▸ INFORMATION:
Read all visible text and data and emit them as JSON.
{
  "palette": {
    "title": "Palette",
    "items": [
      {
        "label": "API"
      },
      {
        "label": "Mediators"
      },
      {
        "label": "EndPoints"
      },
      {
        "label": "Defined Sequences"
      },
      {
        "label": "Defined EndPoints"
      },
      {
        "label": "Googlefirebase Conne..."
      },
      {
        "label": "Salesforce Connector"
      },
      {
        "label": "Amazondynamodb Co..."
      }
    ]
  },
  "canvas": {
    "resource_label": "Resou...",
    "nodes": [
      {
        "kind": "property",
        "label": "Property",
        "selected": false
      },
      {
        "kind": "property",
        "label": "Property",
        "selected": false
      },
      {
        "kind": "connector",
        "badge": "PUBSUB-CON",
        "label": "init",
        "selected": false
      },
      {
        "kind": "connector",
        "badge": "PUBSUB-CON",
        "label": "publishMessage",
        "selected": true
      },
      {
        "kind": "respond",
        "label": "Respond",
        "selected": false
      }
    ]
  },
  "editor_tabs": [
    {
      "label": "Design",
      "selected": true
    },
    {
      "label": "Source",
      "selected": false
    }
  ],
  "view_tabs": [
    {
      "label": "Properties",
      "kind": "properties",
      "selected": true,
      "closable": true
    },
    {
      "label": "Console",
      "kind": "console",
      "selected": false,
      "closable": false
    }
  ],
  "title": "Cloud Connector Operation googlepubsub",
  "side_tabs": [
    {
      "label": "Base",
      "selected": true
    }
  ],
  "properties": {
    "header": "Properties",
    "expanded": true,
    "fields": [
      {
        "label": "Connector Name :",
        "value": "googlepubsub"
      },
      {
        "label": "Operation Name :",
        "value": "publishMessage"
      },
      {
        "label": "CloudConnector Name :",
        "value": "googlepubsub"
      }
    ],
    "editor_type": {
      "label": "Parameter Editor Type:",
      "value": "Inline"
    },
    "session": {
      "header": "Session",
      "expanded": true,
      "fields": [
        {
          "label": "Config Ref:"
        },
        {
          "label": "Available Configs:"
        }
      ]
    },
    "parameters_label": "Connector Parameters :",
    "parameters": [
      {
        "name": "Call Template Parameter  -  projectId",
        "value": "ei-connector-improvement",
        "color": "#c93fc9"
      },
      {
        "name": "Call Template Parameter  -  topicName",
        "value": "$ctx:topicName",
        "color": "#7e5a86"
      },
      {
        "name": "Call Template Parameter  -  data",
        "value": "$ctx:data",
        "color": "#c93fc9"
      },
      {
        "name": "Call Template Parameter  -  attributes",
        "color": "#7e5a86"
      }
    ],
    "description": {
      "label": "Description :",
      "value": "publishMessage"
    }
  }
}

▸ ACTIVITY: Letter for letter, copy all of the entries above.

▸ EXPECTED OUTPUT:
Read all visible text and data and emit them as JSON.
{
  "palette": {
    "title": "Palette",
    "items": [
      {
        "label": "API"
      },
      {
        "label": "Mediators"
      },
      {
        "label": "EndPoints"
      },
      {
        "label": "Defined Sequences"
      },
      {
        "label": "Defined EndPoints"
      },
      {
        "label": "Googlefirebase Conne..."
      },
      {
        "label": "Salesforce Connector"
      },
      {
        "label": "Amazondynamodb Co..."
      }
    ]
  },
  "canvas": {
    "resource_label": "Resou...",
    "nodes": [
      {
        "kind": "property",
        "label": "Property",
        "selected": false
      },
      {
        "kind": "property",
        "label": "Property",
        "selected": false
      },
      {
        "kind": "connector",
        "badge": "PUBSUB-CON",
        "label": "init",
        "selected": false
      },
      {
        "kind": "connector",
        "badge": "PUBSUB-CON",
        "label": "publishMessage",
        "selected": true
      },
      {
        "kind": "respond",
        "label": "Respond",
        "selected": false
      }
    ]
  },
  "editor_tabs": [
    {
      "label": "Design",
      "selected": true
    },
    {
      "label": "Source",
      "selected": false
    }
  ],
  "view_tabs": [
    {
      "label": "Properties",
      "kind": "properties",
      "selected": true,
      "closable": true
    },
    {
      "label": "Console",
      "kind": "console",
      "selected": false,
      "closable": false
    }
  ],
  "title": "Cloud Connector Operation googlepubsub",
  "side_tabs": [
    {
      "label": "Base",
      "selected": true
    }
  ],
  "properties": {
    "header": "Properties",
    "expanded": true,
    "fields": [
      {
        "label": "Connector Name :",
        "value": "googlepubsub"
      },
      {
        "label": "Operation Name :",
        "value": "publishMessage"
      },
      {
        "label": "CloudConnector Name :",
        "value": "googlepubsub"
      }
    ],
    "editor_type": {
      "label": "Parameter Editor Type:",
      "value": "Inline"
    },
    "session": {
      "header": "Session",
      "expanded": true,
      "fields": [
        {
          "label": "Config Ref:"
        },
        {
          "label": "Available Configs:"
        }
      ]
    },
    "parameters_label": "Connector Parameters :",
    "parameters": [
      {
        "name": "Call Template Parameter  -  projectId",
        "value": "ei-connector-improvement",
        "color": "#c93fc9"
      },
      {
        "name": "Call Template Parameter  -  topicName",
        "value": "$ctx:topicName",
        "color": "#7e5a86"
      },
      {
        "name": "Call Template Parameter  -  data",
        "value": "$ctx:data",
        "color": "#c93fc9"
      },
      {
        "name": "Call Template Parameter  -  attributes",
        "color": "#7e5a86"
      }
    ],
    "description": {
      "label": "Description :",
      "value": "publishMessage"
    }
  }
}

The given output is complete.